Labyrinths in medieval churches: An investigation of form and function
By DeAnna Dare Evans
Master’s Thesis, University of Arizona, 1992
Abstract: This thesis analyzed the designs of a select group of labyrinths set into the pavements of Gothic churches in northern France. The designs of these labyrinths and their possible meanings and functions were examined. Existing information on the labyrinths, including oral traditions associated with them were considered. A study of earlier medieval church labyrinths and illustrations of labyrinths in medieval manuscripts was made. In addition, medieval philosophy and history were considered. The various meanings and functions scholars have proposed for the labyrinths were critically reviewed. It was possible to draw some conclusions as to the labyrinths’ original meanings and their functions and to trace the evolution of these meanings and functions during the Middle Ages.

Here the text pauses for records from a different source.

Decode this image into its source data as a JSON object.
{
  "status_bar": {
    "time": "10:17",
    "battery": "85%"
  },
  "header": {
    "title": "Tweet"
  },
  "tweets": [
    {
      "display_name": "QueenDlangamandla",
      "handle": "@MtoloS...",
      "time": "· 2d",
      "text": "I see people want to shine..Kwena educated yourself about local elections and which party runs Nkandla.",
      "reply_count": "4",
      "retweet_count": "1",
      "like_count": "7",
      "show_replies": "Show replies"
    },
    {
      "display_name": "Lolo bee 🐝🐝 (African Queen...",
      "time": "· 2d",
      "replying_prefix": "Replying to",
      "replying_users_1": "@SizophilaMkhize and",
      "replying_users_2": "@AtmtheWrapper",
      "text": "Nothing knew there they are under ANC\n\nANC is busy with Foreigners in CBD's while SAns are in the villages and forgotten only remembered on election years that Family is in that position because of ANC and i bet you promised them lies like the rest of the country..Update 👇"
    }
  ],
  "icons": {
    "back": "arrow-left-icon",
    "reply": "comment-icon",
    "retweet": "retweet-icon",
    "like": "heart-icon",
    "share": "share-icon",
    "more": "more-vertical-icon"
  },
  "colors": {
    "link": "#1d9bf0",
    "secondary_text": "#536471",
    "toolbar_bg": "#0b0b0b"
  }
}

Introduction: The labyrinth is a widespread motif that has been in existence since prehistoric times. This thesis will focus on the labyrinths of a specific time and place, those set into the pavements of Gothic churches in northern France. The designs of a select group of these labyrinths and their possible meanings and functions will be considered.

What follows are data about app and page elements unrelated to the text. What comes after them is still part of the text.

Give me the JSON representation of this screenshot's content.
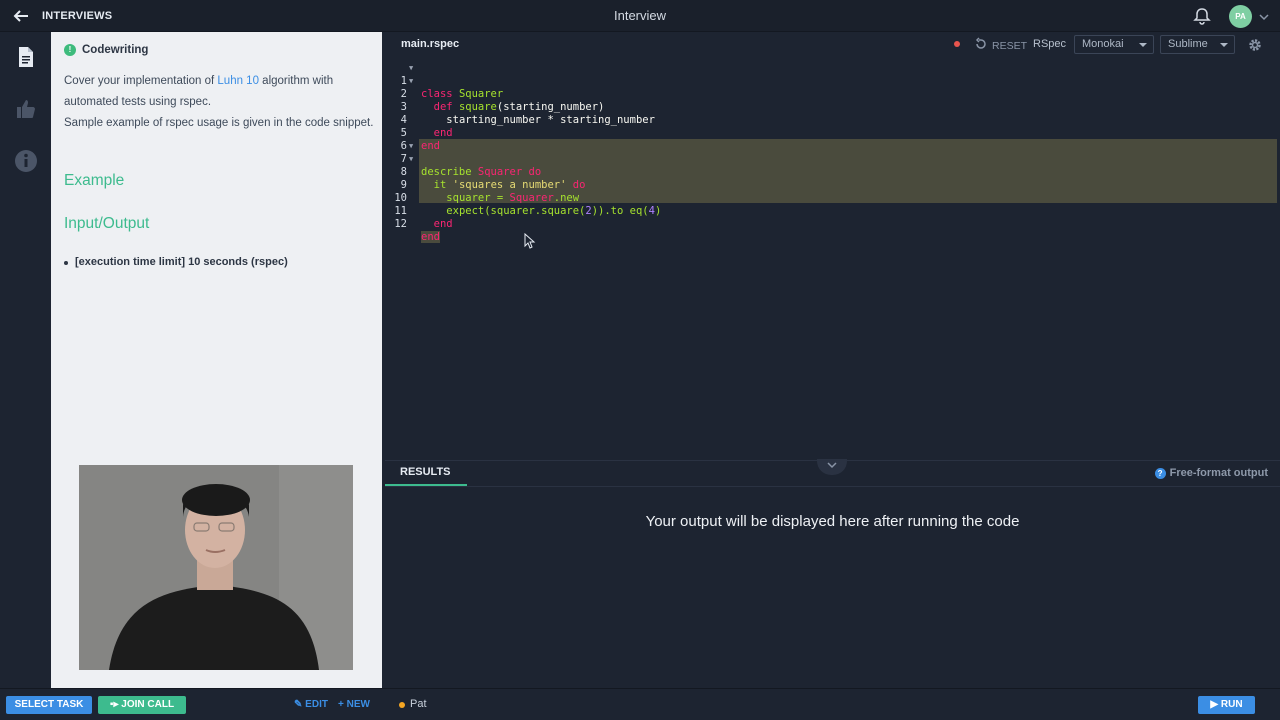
{
  "topbar": {
    "back_icon": "arrow-left-icon",
    "brand": "INTERVIEWS",
    "title": "Interview",
    "bell_icon": "bell-icon",
    "avatar_initials": "PA"
  },
  "rail": {
    "items": [
      {
        "icon": "document-icon",
        "active": true
      },
      {
        "icon": "thumbs-up-icon",
        "active": false
      },
      {
        "icon": "info-icon",
        "active": false
      }
    ]
  },
  "task": {
    "type": "Codewriting",
    "line1_before": "Cover your implementation of ",
    "link": "Luhn 10",
    "line1_after": " algorithm with automated tests using rspec.",
    "line2": "Sample example of rspec usage is given in the code snippet.",
    "example_heading": "Example",
    "io_heading": "Input/Output",
    "limit": "[execution time limit] 10 seconds (rspec)"
  },
  "editor": {
    "file_tab": "main.rspec",
    "reset_label": "RESET",
    "language": "RSpec",
    "theme": "Monokai",
    "keymap": "Sublime",
    "lines": [
      {
        "n": "1",
        "fold": true
      },
      {
        "n": "2",
        "fold": true
      },
      {
        "n": "3",
        "fold": false
      },
      {
        "n": "4",
        "fold": false
      },
      {
        "n": "5",
        "fold": false
      },
      {
        "n": "6",
        "fold": false
      },
      {
        "n": "7",
        "fold": true
      },
      {
        "n": "8",
        "fold": true
      },
      {
        "n": "9",
        "fold": false
      },
      {
        "n": "10",
        "fold": false
      },
      {
        "n": "11",
        "fold": false
      },
      {
        "n": "12",
        "fold": false
      }
    ],
    "code": {
      "l1_kw": "class",
      "l1_name": "Squarer",
      "l2_kw": "def",
      "l2_name": "square",
      "l2_rest": "(starting_number)",
      "l3": "starting_number * starting_number",
      "l4": "end",
      "l5": "end",
      "l7_fn": "describe",
      "l7_name": "Squarer",
      "l7_kw": "do",
      "l8_fn": "it",
      "l8_str": "'squares a number'",
      "l8_kw": "do",
      "l9_a": "squarer = ",
      "l9_cls": "Squarer",
      "l9_b": ".new",
      "l10_a": "expect(squarer.square(",
      "l10_n1": "2",
      "l10_b": ")).to eq(",
      "l10_n2": "4",
      "l10_c": ")",
      "l11": "end",
      "l12": "end"
    }
  },
  "results": {
    "tab": "RESULTS",
    "free_format": "Free-format output",
    "placeholder": "Your output will be displayed here after running the code"
  },
  "bottombar": {
    "select_task": "SELECT TASK",
    "join_call": "JOIN CALL",
    "edit": "EDIT",
    "new": "NEW",
    "user": "Pat",
    "run": "RUN"
  },
  "colors": {
    "accent_blue": "#3b8ee4",
    "accent_green": "#3dbb8e",
    "background": "#1d2431"
  }
}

One general definition of a labyrinth is “a geometric figure, with a round or rectangular external border, that makes sense only when regarded as an architectural plan, from above.” An entrance in the figure’s border leads to the center, but a series of twisting and turning paths occupying the entire interior space must be negotiated before it is reached. Eventual understanding of a labyrinth comes if one has access to a diagram of its structure or can physically place oneself above it, thereby gaining an overview of the labyrinth in its entirety. Regardless of whether a labyrinth is a drawing, engraved or incised on stone, or an actual three-dimensional structure, once one begins traversing the labyrinth, either by following it with the eyes, tracing its path with a finger, or physically entering it, one becomes “lost”, unaware of one’s location within the overall configuration.